Show Details

Choice Curve

May 3, 2007

It’s not always good business to offer too many choices.

Transcript

BOB HIRSHON (host):
When less selection means bigger sales. I’m Bob Hirshon and this is Science Update.

If you’re opening an ice cream parlor, you might think it’s better to offer sixty flavors than a measly six. But some studies have shown that consumers actually buy more when given fewer choices. To better understand this, Dartmouth College cognitive psychologist George Wolford and his students tried to sell up to twenty different kinds of black pens. Then they charted their sales success against the number of choices offered.

GEORGE WOLFORD (Dartmouth College):
We found that it peaked at ten, and went down on either side of ten, but we strongly felt that if you had other items, probably more complex items, we would expect it to peak at lower numbers.
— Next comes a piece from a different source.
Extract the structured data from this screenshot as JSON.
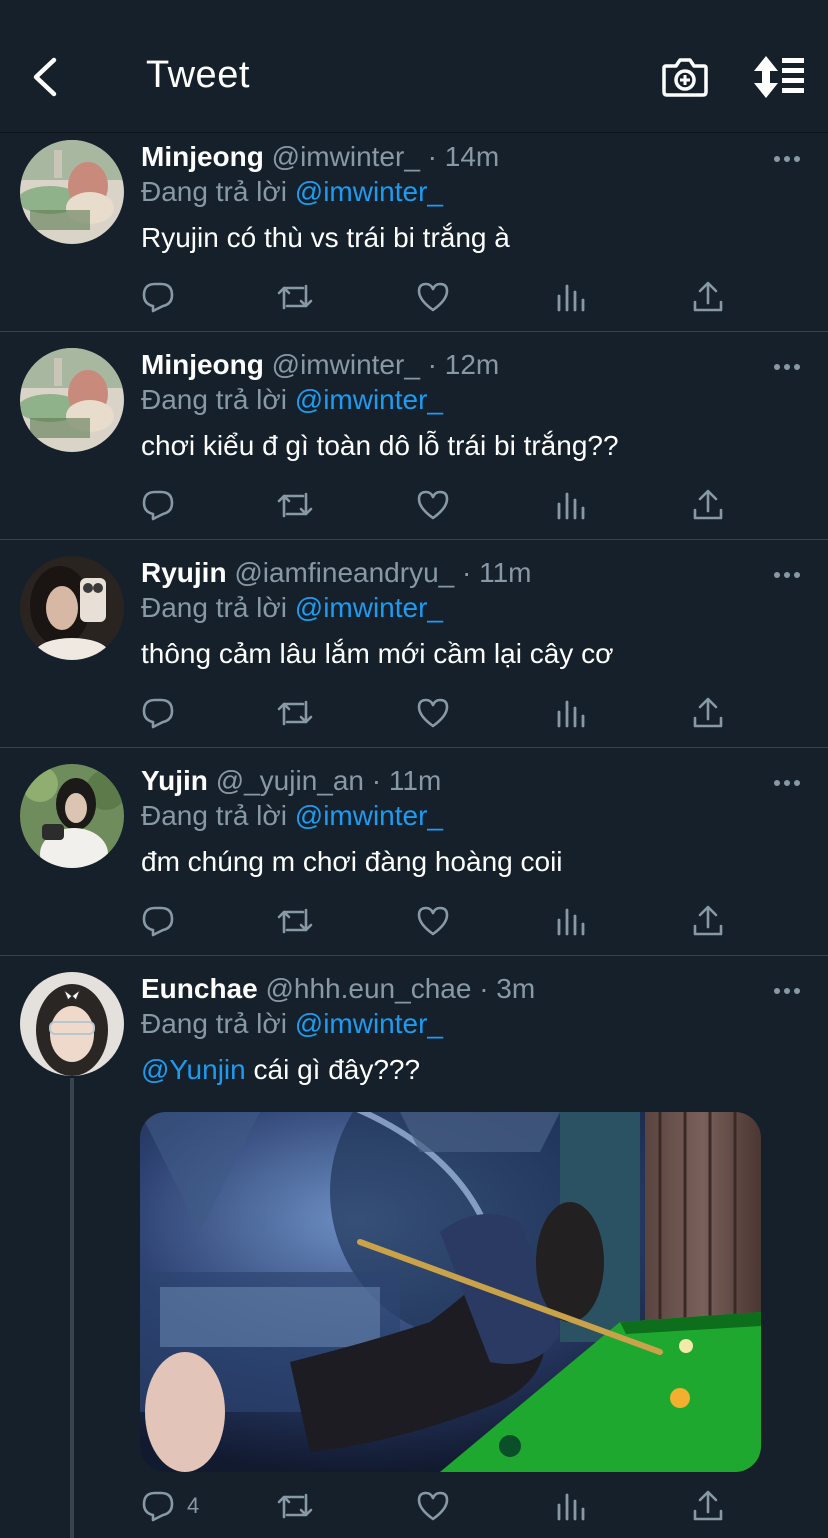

HIRSHON:
The findings demonstrate that more selection can, in fact, be a good thing – up to a critical point. He says this probably applies not just to buying a TV, but also to choosing a career or even a spouse. I’m Bob Hirshon, for AAAS, the science society.